  • Learn which filters have a special relationship with the Adobe® Photoshop® Blending Modes, which allows for unexpectedly creative results
  • See how puppet warping and layer masks will allow you to make a single layer look as if it's intertwined around another layer
  • Start to use Adobe® Photoshop® 3D features to add dimension to otherwise flat imagery
  • Create animated slide shows that better keep your viewer's attention
  • Add texture to your images to give them more personality
  • Software Used: Adobe Photoshop CC 14.0



    This is the second class on PS filters that I've taken with Ben Willmore. He is handsdown a fabulous teacher and one I highly recommend. I purchased both classes and I feel that for the price, they are worth their weight in gold. I applied his PS filter techniques to some of my surface pattern designs that were created using my original artwork and I've received great comments. So I owe a great deal of gratitude to CL and to Ben Wilmore for giving me the opportunity to grow my PS knowledge and to apply it with confidence to my artwork. Thank you!

    a Creativelive Student

    well I would recommend it sort of. I think much of the chapters show you how to use things without giving good examples or reasons such as with the brushes part. The photo on the cover is never worked on or really any of the topics didn't talk about how to achieve that look. I did learn some things as I have a lot to learn. I have been using the textures with great success. He does a nice job of explaining...I just don;t think we saw enough start to finish work.

    a Creativelive Student

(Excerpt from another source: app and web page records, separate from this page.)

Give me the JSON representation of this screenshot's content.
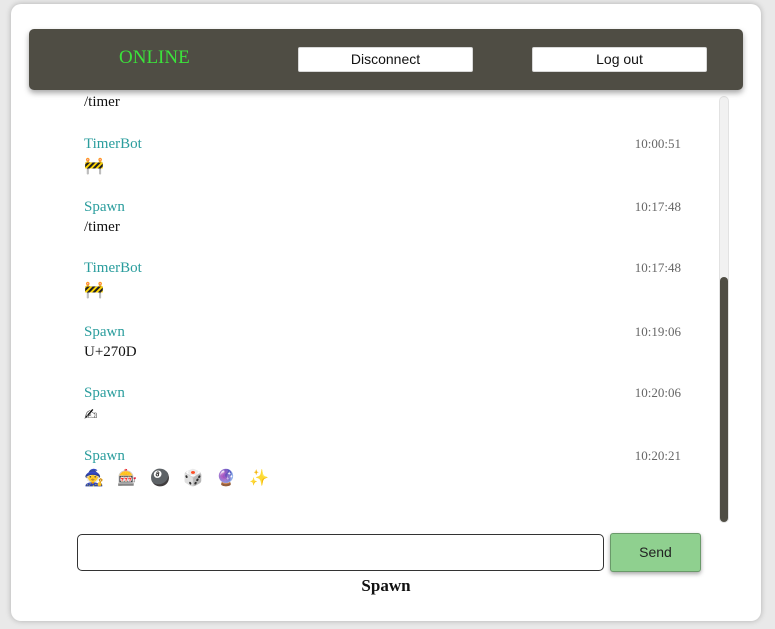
{
  "header": {
    "status": "ONLINE",
    "disconnect_label": "Disconnect",
    "logout_label": "Log out"
  },
  "partial_message": "/timer",
  "messages": [
    {
      "name": "TimerBot",
      "time": "10:00:51",
      "body": "🚧"
    },
    {
      "name": "Spawn",
      "time": "10:17:48",
      "body": "/timer"
    },
    {
      "name": "TimerBot",
      "time": "10:17:48",
      "body": "🚧"
    },
    {
      "name": "Spawn",
      "time": "10:19:06",
      "body": "U+270D"
    },
    {
      "name": "Spawn",
      "time": "10:20:06",
      "body": "✍"
    },
    {
      "name": "Spawn",
      "time": "10:20:21",
      "body": "🧙 🎰 🎱 🎲 🔮 ✨"
    }
  ],
  "composer": {
    "value": "",
    "send_label": "Send"
  },
  "current_user": "Spawn",
  "colors": {
    "header_bg": "#4f4d44",
    "status_online": "#3be33b",
    "username": "#2a9d9d",
    "send_bg": "#8fd08f"
  }
}
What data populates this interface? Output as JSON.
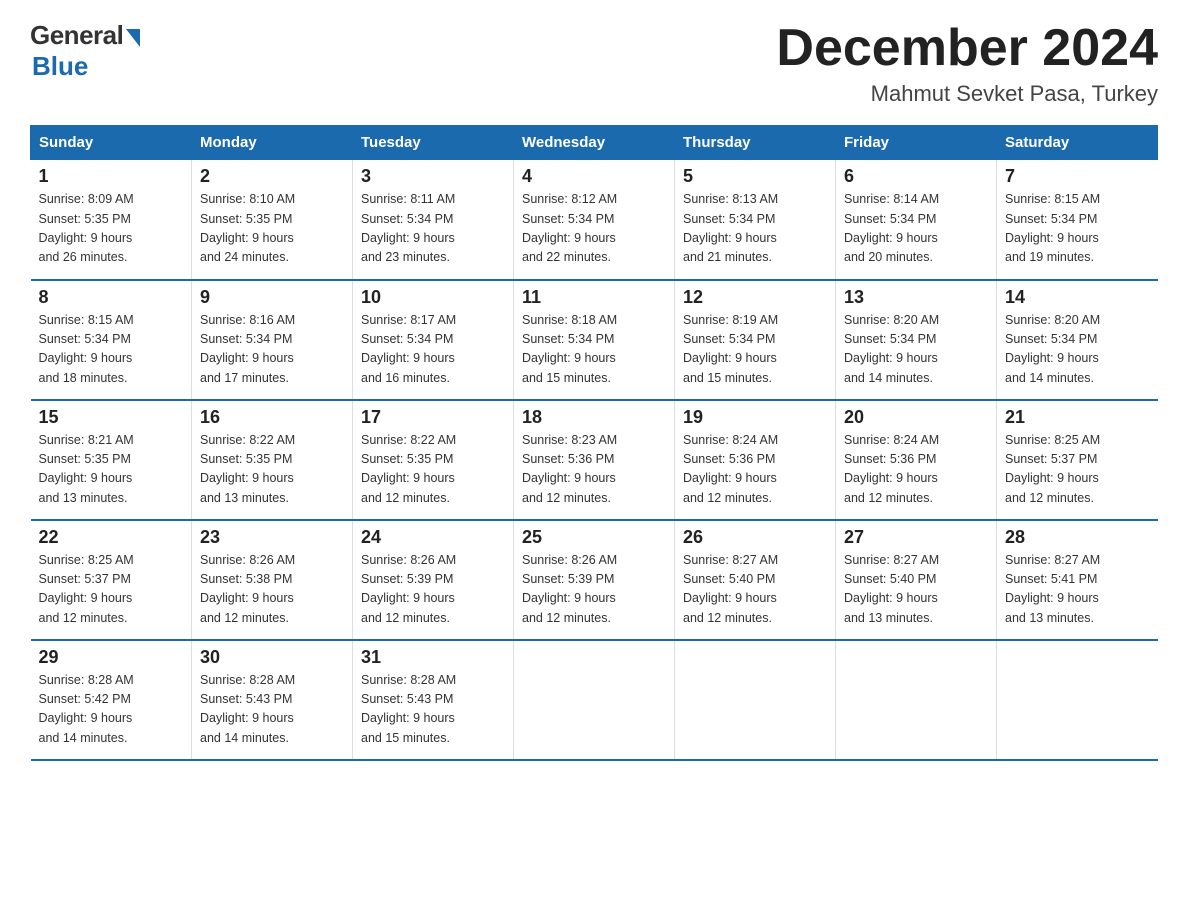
{
  "header": {
    "logo_general": "General",
    "logo_blue": "Blue",
    "month_title": "December 2024",
    "location": "Mahmut Sevket Pasa, Turkey"
  },
  "days_of_week": [
    "Sunday",
    "Monday",
    "Tuesday",
    "Wednesday",
    "Thursday",
    "Friday",
    "Saturday"
  ],
  "weeks": [
    [
      {
        "num": "1",
        "sunrise": "8:09 AM",
        "sunset": "5:35 PM",
        "daylight": "9 hours and 26 minutes."
      },
      {
        "num": "2",
        "sunrise": "8:10 AM",
        "sunset": "5:35 PM",
        "daylight": "9 hours and 24 minutes."
      },
      {
        "num": "3",
        "sunrise": "8:11 AM",
        "sunset": "5:34 PM",
        "daylight": "9 hours and 23 minutes."
      },
      {
        "num": "4",
        "sunrise": "8:12 AM",
        "sunset": "5:34 PM",
        "daylight": "9 hours and 22 minutes."
      },
      {
        "num": "5",
        "sunrise": "8:13 AM",
        "sunset": "5:34 PM",
        "daylight": "9 hours and 21 minutes."
      },
      {
        "num": "6",
        "sunrise": "8:14 AM",
        "sunset": "5:34 PM",
        "daylight": "9 hours and 20 minutes."
      },
      {
        "num": "7",
        "sunrise": "8:15 AM",
        "sunset": "5:34 PM",
        "daylight": "9 hours and 19 minutes."
      }
    ],
    [
      {
        "num": "8",
        "sunrise": "8:15 AM",
        "sunset": "5:34 PM",
        "daylight": "9 hours and 18 minutes."
      },
      {
        "num": "9",
        "sunrise": "8:16 AM",
        "sunset": "5:34 PM",
        "daylight": "9 hours and 17 minutes."
      },
      {
        "num": "10",
        "sunrise": "8:17 AM",
        "sunset": "5:34 PM",
        "daylight": "9 hours and 16 minutes."
      },
      {
        "num": "11",
        "sunrise": "8:18 AM",
        "sunset": "5:34 PM",
        "daylight": "9 hours and 15 minutes."
      },
      {
        "num": "12",
        "sunrise": "8:19 AM",
        "sunset": "5:34 PM",
        "daylight": "9 hours and 15 minutes."
      },
      {
        "num": "13",
        "sunrise": "8:20 AM",
        "sunset": "5:34 PM",
        "daylight": "9 hours and 14 minutes."
      },
      {
        "num": "14",
        "sunrise": "8:20 AM",
        "sunset": "5:34 PM",
        "daylight": "9 hours and 14 minutes."
      }
    ],
    [
      {
        "num": "15",
        "sunrise": "8:21 AM",
        "sunset": "5:35 PM",
        "daylight": "9 hours and 13 minutes."
      },
      {
        "num": "16",
        "sunrise": "8:22 AM",
        "sunset": "5:35 PM",
        "daylight": "9 hours and 13 minutes."
      },
      {
        "num": "17",
        "sunrise": "8:22 AM",
        "sunset": "5:35 PM",
        "daylight": "9 hours and 12 minutes."
      },
      {
        "num": "18",
        "sunrise": "8:23 AM",
        "sunset": "5:36 PM",
        "daylight": "9 hours and 12 minutes."
      },
      {
        "num": "19",
        "sunrise": "8:24 AM",
        "sunset": "5:36 PM",
        "daylight": "9 hours and 12 minutes."
      },
      {
        "num": "20",
        "sunrise": "8:24 AM",
        "sunset": "5:36 PM",
        "daylight": "9 hours and 12 minutes."
      },
      {
        "num": "21",
        "sunrise": "8:25 AM",
        "sunset": "5:37 PM",
        "daylight": "9 hours and 12 minutes."
      }
    ],
    [
      {
        "num": "22",
        "sunrise": "8:25 AM",
        "sunset": "5:37 PM",
        "daylight": "9 hours and 12 minutes."
      },
      {
        "num": "23",
        "sunrise": "8:26 AM",
        "sunset": "5:38 PM",
        "daylight": "9 hours and 12 minutes."
      },
      {
        "num": "24",
        "sunrise": "8:26 AM",
        "sunset": "5:39 PM",
        "daylight": "9 hours and 12 minutes."
      },
      {
        "num": "25",
        "sunrise": "8:26 AM",
        "sunset": "5:39 PM",
        "daylight": "9 hours and 12 minutes."
      },
      {
        "num": "26",
        "sunrise": "8:27 AM",
        "sunset": "5:40 PM",
        "daylight": "9 hours and 12 minutes."
      },
      {
        "num": "27",
        "sunrise": "8:27 AM",
        "sunset": "5:40 PM",
        "daylight": "9 hours and 13 minutes."
      },
      {
        "num": "28",
        "sunrise": "8:27 AM",
        "sunset": "5:41 PM",
        "daylight": "9 hours and 13 minutes."
      }
    ],
    [
      {
        "num": "29",
        "sunrise": "8:28 AM",
        "sunset": "5:42 PM",
        "daylight": "9 hours and 14 minutes."
      },
      {
        "num": "30",
        "sunrise": "8:28 AM",
        "sunset": "5:43 PM",
        "daylight": "9 hours and 14 minutes."
      },
      {
        "num": "31",
        "sunrise": "8:28 AM",
        "sunset": "5:43 PM",
        "daylight": "9 hours and 15 minutes."
      },
      null,
      null,
      null,
      null
    ]
  ],
  "labels": {
    "sunrise": "Sunrise:",
    "sunset": "Sunset:",
    "daylight": "Daylight:"
  }
}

    Fantastic tutor and course content! Ben Willmore truly is a master of Photoshop and has the ability to teach all aspects of Photoshop in such and easy-to-understand manner. Thanks so much for making Photoshop so much more understandable. Highly recommended.